The KiwiSDR is designed as a cape for the BeagleBone Black mini embedded computer, and uses a LTC 14-bit 65 MHz ADC and Xilinx Artix-7 A35 FPGA. It also has an integrated SDR based GPS receiver which is used to automatically compensate for any frequency drift from the main 66.6 MHz oscillator. It runs on the OpenwebRX web based software, which many RTL-SDR users have already been using to stream live radio to the web.
Today the KiwiSDR started its crowd funding campaign on Kickstarter. A full KiwiSDR can be purchased for $199 USD, or for $299 including an enclosure, BeagleBone computer and GPS antenna. The fundraising goal is for $50,000 USD and if successful they estimate delivery in October 2016. The creators of the KiwiSDR write:
Sure, the world doesn’t really need another SDR. But we haven’t found one with this set of features. In cost and performance, KiwiSDR fits between RTL-SDR USB dongle-style, or fixed DDC chip devices ($20 – $400, 8-12 bit ADC, limited bandwidth), and full 16-bit SDRs ($700 – $3500) while offering better wide-band, web-enabled capabilities than the more expensive SDRs.
Our main motivation is to enable new applications which utilize a significant number of programmable, web-accessible SDRs world-wide. Direction finding remains one of the great under-solved problems of shortwave listening, particularly for utility stations. Given the GPS timing available on the KiwiSDR, could time-of-arrival techniques between cooperating SDRs be used? We’d sure like to find out.
Also, we’d like to see data decoders built directly into the web interface of KiwiSDR. There are many standalone programs that demodulate and decode data signals from SDRs. But these are computer- and OS-specific and often require a complicated interface to the data stream from the SDR. For example, we have a prototype of a WSPR decoder that is integrated into the KiwiSDR interface.
There are currently three KiwiSDR servers running publicly at the moment, and they can be accessed at:
The KiwiSDR is an up and coming VLF/LF/MF/HF capable SDR that has a large 30 MHz of instantaneous bandwidth and coverage from 10 kHz to 30 MHz. It is designed to be low cost and used as an online internet based SDR in a similar way to how WebSDR is used, however KiwiSDR is designed to be used with the OpenWebRX software from András Retzler, HA7ILM. It uses a LTC 14-bit 65 MHz ADC and Xilinx Artix-7 A35 FPGA, and also has an integrated SDR based GPS receiver which is used to automatically compensate for any frequency drift from the main 66.6 MHz oscillator. The features of the KiwiSDR include:

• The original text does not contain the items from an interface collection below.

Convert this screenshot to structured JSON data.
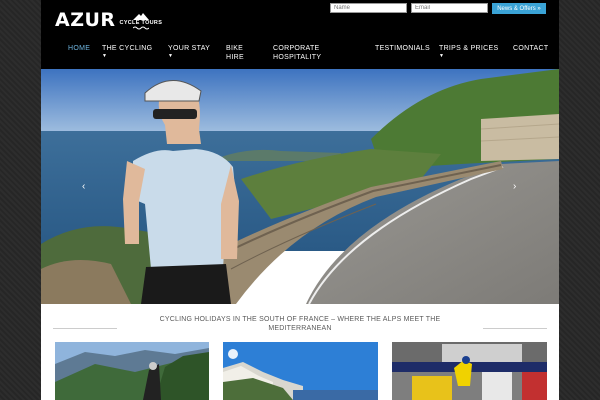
{
  "brand": {
    "name": "AZUR",
    "subtitle": "CYCLE TOURS"
  },
  "signup": {
    "name_placeholder": "Name",
    "email_placeholder": "Email",
    "button_label": "News & Offers »"
  },
  "nav": {
    "items": [
      {
        "label": "HOME",
        "active": true,
        "has_submenu": false
      },
      {
        "label": "THE CYCLING",
        "active": false,
        "has_submenu": true
      },
      {
        "label": "YOUR STAY",
        "active": false,
        "has_submenu": true
      },
      {
        "label": "BIKE HIRE",
        "active": false,
        "has_submenu": false
      },
      {
        "label": "CORPORATE HOSPITALITY",
        "active": false,
        "has_submenu": false
      },
      {
        "label": "TESTIMONIALS",
        "active": false,
        "has_submenu": false
      },
      {
        "label": "TRIPS & PRICES",
        "active": false,
        "has_submenu": true
      },
      {
        "label": "CONTACT",
        "active": false,
        "has_submenu": false
      }
    ]
  },
  "hero": {
    "prev_label": "‹",
    "next_label": "›"
  },
  "tagline": "CYCLING HOLIDAYS IN THE SOUTH OF FRANCE – WHERE THE ALPS MEET THE MEDITERRANEAN",
  "colors": {
    "header_bg": "#000000",
    "accent": "#3aa3d6",
    "active_nav": "#6fb6e1"
  }
}
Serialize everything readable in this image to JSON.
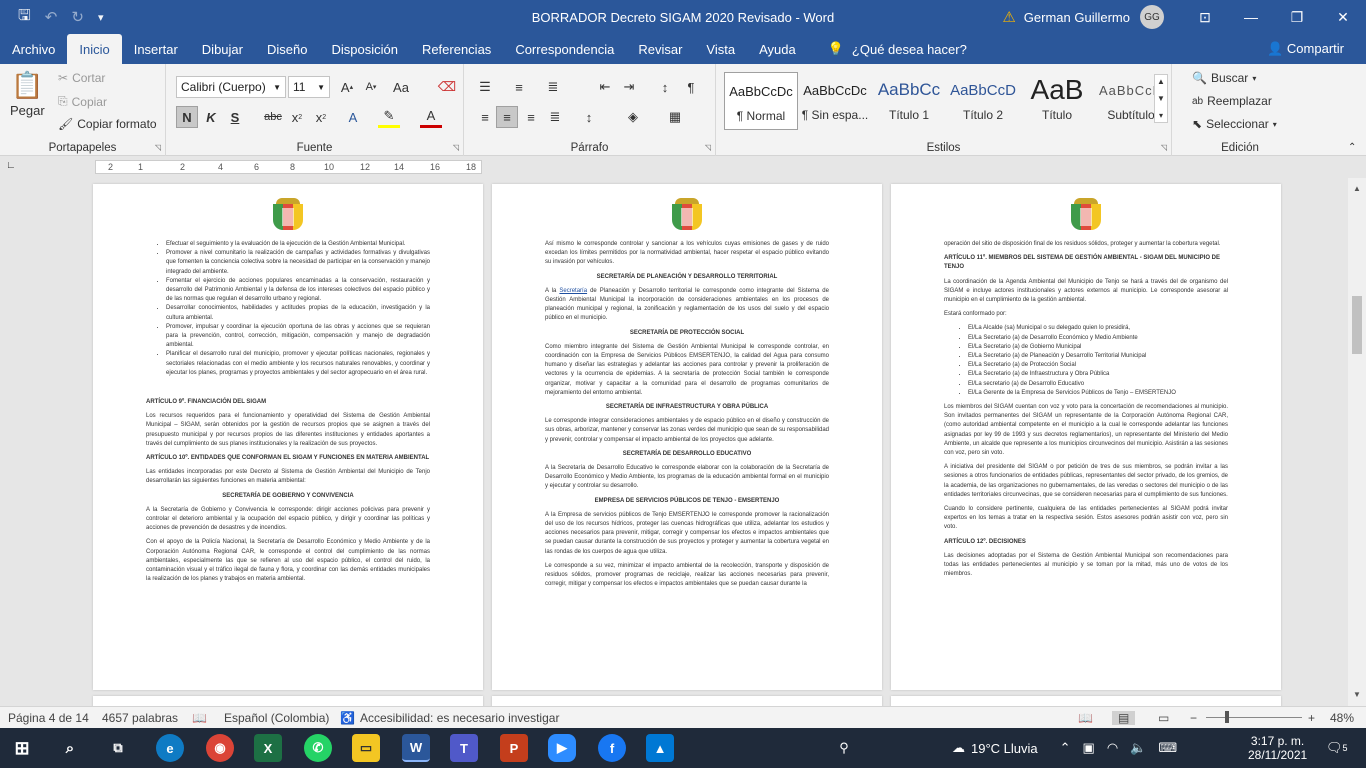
{
  "titlebar": {
    "title": "BORRADOR Decreto SIGAM 2020 Revisado  -  Word",
    "user": "German Guillermo",
    "initials": "GG",
    "save": "🖫",
    "undo": "↶",
    "redo": "↻",
    "customize": "▾",
    "minimize": "—",
    "restore": "❐",
    "close": "✕"
  },
  "menu": {
    "items": [
      "Archivo",
      "Inicio",
      "Insertar",
      "Dibujar",
      "Diseño",
      "Disposición",
      "Referencias",
      "Correspondencia",
      "Revisar",
      "Vista",
      "Ayuda"
    ],
    "tell": "¿Qué desea hacer?",
    "share": "Compartir"
  },
  "ribbon": {
    "clipboard": {
      "paste": "Pegar",
      "cut": "Cortar",
      "copy": "Copiar",
      "format_painter": "Copiar formato",
      "label": "Portapapeles"
    },
    "font": {
      "name": "Calibri (Cuerpo)",
      "size": "11",
      "label": "Fuente"
    },
    "paragraph": {
      "label": "Párrafo"
    },
    "styles": {
      "items": [
        {
          "preview": "AaBbCcDc",
          "name": "¶ Normal"
        },
        {
          "preview": "AaBbCcDc",
          "name": "¶ Sin espa..."
        },
        {
          "preview": "AaBbCc",
          "name": "Título 1"
        },
        {
          "preview": "AaBbCcD",
          "name": "Título 2"
        },
        {
          "preview": "AaB",
          "name": "Título"
        },
        {
          "preview": "AaBbCcD",
          "name": "Subtítulo"
        }
      ],
      "label": "Estilos"
    },
    "editing": {
      "find": "Buscar",
      "replace": "Reemplazar",
      "select": "Seleccionar",
      "label": "Edición"
    }
  },
  "ruler": {
    "ticks": [
      "2",
      "1",
      "2",
      "4",
      "6",
      "8",
      "10",
      "12",
      "14",
      "16",
      "18"
    ]
  },
  "pages": [
    {
      "bullets": [
        "Efectuar el seguimiento y la evaluación de la ejecución de la Gestión Ambiental Municipal.",
        "Promover a nivel comunitario la realización de campañas y actividades formativas y divulgativas que fomenten la conciencia colectiva sobre la necesidad de participar en la conservación y manejo integrado del ambiente.",
        "Fomentar el ejercicio de acciones populares encaminadas a la conservación, restauración y desarrollo del Patrimonio Ambiental y la defensa de los intereses colectivos del espacio público y de las normas que regulan el desarrollo urbano y regional.",
        "Desarrollar conocimientos, habilidades y actitudes propias de la educación, investigación y la cultura ambiental.",
        "Promover, impulsar y coordinar la ejecución oportuna de las obras y acciones que se requieran para la prevención, control, corrección, mitigación, compensación y manejo de degradación ambiental.",
        "Planificar el desarrollo rural del municipio, promover y ejecutar políticas nacionales, regionales y sectoriales relacionadas con el medio ambiente y los recursos naturales renovables, y coordinar y ejecutar los planes, programas y proyectos ambientales y del sector agropecuario en el área rural."
      ],
      "h1": "ARTÍCULO 9º. FINANCIACIÓN DEL SIGAM",
      "p1": "Los recursos requeridos para el funcionamiento y operatividad del Sistema de Gestión Ambiental Municipal – SIGAM, serán obtenidos por la gestión de recursos propios que se asignen a través del presupuesto municipal y por recursos propios de las diferentes instituciones y entidades aportantes a través del cumplimiento de sus planes institucionales y la realización de sus proyectos.",
      "h2": "ARTÍCULO 10º. ENTIDADES QUE CONFORMAN EL SIGAM Y FUNCIONES EN MATERIA AMBIENTAL",
      "p2": "Las entidades incorporadas por este Decreto al Sistema de Gestión Ambiental del Municipio de Tenjo desarrollarán las siguientes funciones en materia ambiental:",
      "h3": "SECRETARÍA DE GOBIERNO Y CONVIVENCIA",
      "p3": "A la Secretaría de Gobierno y Convivencia le corresponde: dirigir acciones policivas para prevenir y controlar el deterioro ambiental y la ocupación del espacio público, y dirigir y coordinar las políticas y acciones de prevención de desastres y de incendios.",
      "p4": "Con el apoyo de la Policía Nacional, la Secretaría de Desarrollo Económico y Medio Ambiente y de la Corporación Autónoma Regional CAR, le corresponde el control del cumplimiento de las normas ambientales, especialmente las que se refieren al uso del espacio público, el control del ruido, la contaminación visual y el tráfico ilegal de fauna y flora, y coordinar con las demás entidades municipales la realización de los planes y trabajos en materia ambiental."
    },
    {
      "p0": "Así mismo le corresponde controlar y sancionar a los vehículos cuyas emisiones de gases y de ruido excedan los límites permitidos por la normatividad ambiental, hacer respetar el espacio público evitando su invasión por vehículos.",
      "h1": "SECRETARÍA DE PLANEACIÓN Y DESARROLLO TERRITORIAL",
      "p1a": "A la ",
      "p1link": "Secretaría",
      "p1b": " de Planeación y Desarrollo territorial le corresponde como integrante del Sistema de Gestión Ambiental Municipal la incorporación de consideraciones ambientales en los procesos de planeación municipal y regional, la zonificación y reglamentación de los usos del suelo y del espacio público en el municipio.",
      "h2": "SECRETARÍA DE PROTECCIÓN SOCIAL",
      "p2": "Como miembro integrante del Sistema de Gestión Ambiental Municipal le corresponde controlar, en coordinación con la Empresa de Servicios Públicos EMSERTENJO, la calidad del Agua para consumo humano y diseñar las estrategias y adelantar las acciones para controlar y prevenir la proliferación de vectores y la ocurrencia de epidemias. A la secretaría de protección Social también le corresponde organizar, motivar y capacitar a la comunidad para el desarrollo de programas comunitarios de mejoramiento del entorno ambiental.",
      "h3": "SECRETARÍA DE INFRAESTRUCTURA Y OBRA PÚBLICA",
      "p3": "Le corresponde integrar consideraciones ambientales y de espacio público en el diseño y construcción de sus obras, arborizar, mantener y conservar las zonas verdes del municipio que sean de su responsabilidad y prevenir, controlar y compensar el impacto ambiental de los proyectos que adelante.",
      "h4": "SECRETARÍA DE DESARROLLO EDUCATIVO",
      "p4": "A la Secretaría de Desarrollo Educativo le corresponde elaborar con la colaboración de la Secretaría de Desarrollo Económico y Medio Ambiente, los programas de la educación ambiental formal en el municipio y ejecutar y controlar su desarrollo.",
      "h5": "EMPRESA DE SERVICIOS PÚBLICOS DE TENJO - EMSERTENJO",
      "p5": "A la Empresa de servicios públicos de Tenjo EMSERTENJO le corresponde promover la racionalización del uso de los recursos hídricos, proteger las cuencas hidrográficas que utiliza, adelantar los estudios y acciones necesarios para prevenir, mitigar, corregir y compensar los efectos e impactos ambientales que se puedan causar durante la construcción de sus proyectos y proteger y aumentar la cobertura vegetal en las rondas de los cuerpos de agua que utiliza.",
      "p6": "Le corresponde a su vez, minimizar el impacto ambiental de la recolección, transporte y disposición de residuos sólidos, promover programas de reciclaje, realizar las acciones necesarias para prevenir, corregir, mitigar y compensar los efectos e impactos ambientales que se puedan causar durante la"
    },
    {
      "p0": "operación del sitio de disposición final de los residuos sólidos, proteger y aumentar la cobertura vegetal.",
      "h1": "ARTÍCULO 11º. MIEMBROS DEL SISTEMA DE GESTIÓN AMBIENTAL - SIGAM DEL MUNICIPIO DE TENJO",
      "p1": "La coordinación de la Agenda Ambiental del Municipio de Tenjo se hará a través del de organismo del SIGAM e incluye actores institucionales y actores externos al municipio. Le corresponde asesorar al municipio en el cumplimiento de la gestión ambiental.",
      "p2": "Estará conformado por:",
      "members": [
        "El/La Alcalde (sa) Municipal o su delegado quien lo presidirá,",
        "El/La Secretario (a) de Desarrollo Económico y Medio Ambiente",
        "El/La Secretario (a) de Gobierno Municipal",
        "El/La Secretario (a) de Planeación y Desarrollo Territorial Municipal",
        "El/La Secretario (a) de Protección Social",
        "El/La Secretario (a) de Infraestructura y Obra Pública",
        "El/La secretario (a) de Desarrollo Educativo",
        "El/La Gerente de la Empresa de Servicios Públicos de Tenjo – EMSERTENJO"
      ],
      "p3": "Los miembros del SIGAM cuentan con voz y voto para la concertación de recomendaciones al municipio. Son invitados permanentes del SIGAM un representante de la Corporación Autónoma Regional CAR, (como autoridad ambiental competente en el municipio a la cual le corresponde adelantar las funciones asignadas por ley 99 de 1993 y sus decretos reglamentarios), un representante del Ministerio del Medio Ambiente, un alcalde que represente a los municipios circunvecinos del municipio. Asistirán a las sesiones con voz, pero sin voto.",
      "p4": "A iniciativa del presidente del SIGAM o por petición de tres de sus miembros, se podrán invitar a las sesiones a otros funcionarios de entidades públicas, representantes del sector privado, de los gremios, de la academia, de las organizaciones no gubernamentales, de las veredas o sectores del municipio o de las entidades territoriales circunvecinas, que se consideren necesarias para el cumplimiento de sus funciones.",
      "p5": "Cuando lo considere pertinente, cualquiera de las entidades pertenecientes al SIGAM podrá invitar expertos en los temas a tratar en la respectiva sesión. Estos asesores podrán asistir con voz, pero sin voto.",
      "h2": "ARTÍCULO 12º. DECISIONES",
      "p6": "Las decisiones adoptadas por el Sistema de Gestión Ambiental Municipal son recomendaciones para todas las entidades pertenecientes al municipio y se toman por la mitad, más uno de votos de los miembros."
    }
  ],
  "status": {
    "page": "Página 4 de 14",
    "words": "4657 palabras",
    "language": "Español (Colombia)",
    "accessibility": "Accesibilidad: es necesario investigar",
    "zoom": "48%",
    "zoom_level": 0.48
  },
  "taskbar": {
    "weather": "19°C  Lluvia",
    "time": "3:17 p. m.",
    "date": "28/11/2021",
    "notifications": "5"
  }
}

100% Open Source / Open Hardware.
Includes VLF-HF active antenna and associated power injector PCBs.
Browser-based interface allowing multiple simultaneous user web connections (currently 4).
Each connection tunes an independent receiver channel over the entire spectrum.
Waterfall tunes independently of audio and includes zooming and panning.
Multi-channel, parallel DDC design using bit-width optimized CIC filters.
Good performance at VLF/LF since I personally spend time monitoring those frequencies.
Automatic frequency calibration via received GPS timing.
Easy hardware and software setup. Browser-based configuration interface.
The KiwiSDR is currently in beta testing and has released two OpenWebRX beta test sites which can be used at: